Wednesday, July 25, 2012

The History of Modular Housing

Recently people have been asking me about the history of modular housing.  I am embarrassed to admit that I only know a small part of it.  I searched the Internet and found bits and pieces and some rather unflattering stuff but nothing was more than 20 years old.

I know that man has been building shelters since caveman time but systems building which includes modular housing is a 20th century thing. 


So I'm asking all my readers to help with a definitive history of every system built, from the Sears homes to the steel houses produced in the Midwest all the way through HUD, panelized, SIP, pre-fab and modular homes.

Simply email me with what you know about the industry in general but more specifically about the history of your factory. 

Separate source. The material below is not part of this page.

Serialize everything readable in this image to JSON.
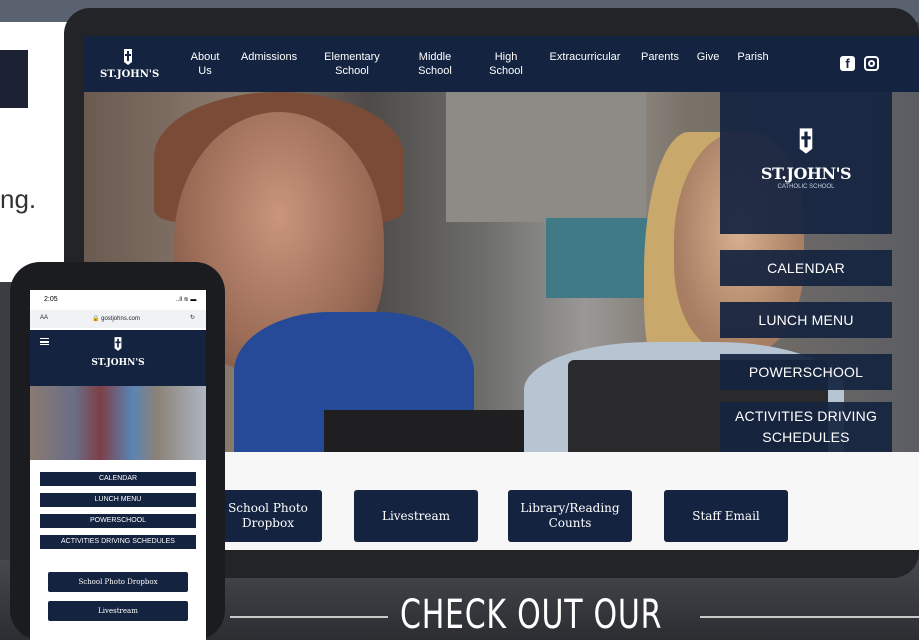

Include who started it, who owns it now, what type of housing you build, the highest number of floors or houses you produced and how many you produced last year (if it's not a big secret...everyone was down last year).

Send me what you know about your company's history and I'll start putting it together and hopefully with your help I will finally have the history our modular housing.  The names of everyone responding will be keep in strict confidence.

1 comment:

lavardera said...

Let me suggest a good book:
The Prefabricated Home by Colin Davies.

First I'll ask you to get past your objection to the title. The book was written well before the current fad with "PreFab" among architects. Davies is from the UK, and although the book spends a good deal of time on UK building systems, it also has a very good history of American off-site home building. Its a good read, and it will actually reinforce a lot of feelings that I am reading from you in your blog posts. It explains very convincingly how architects repeatedly miss the point with prefab, and yes, makes it very clear that many are doing the same thing again today.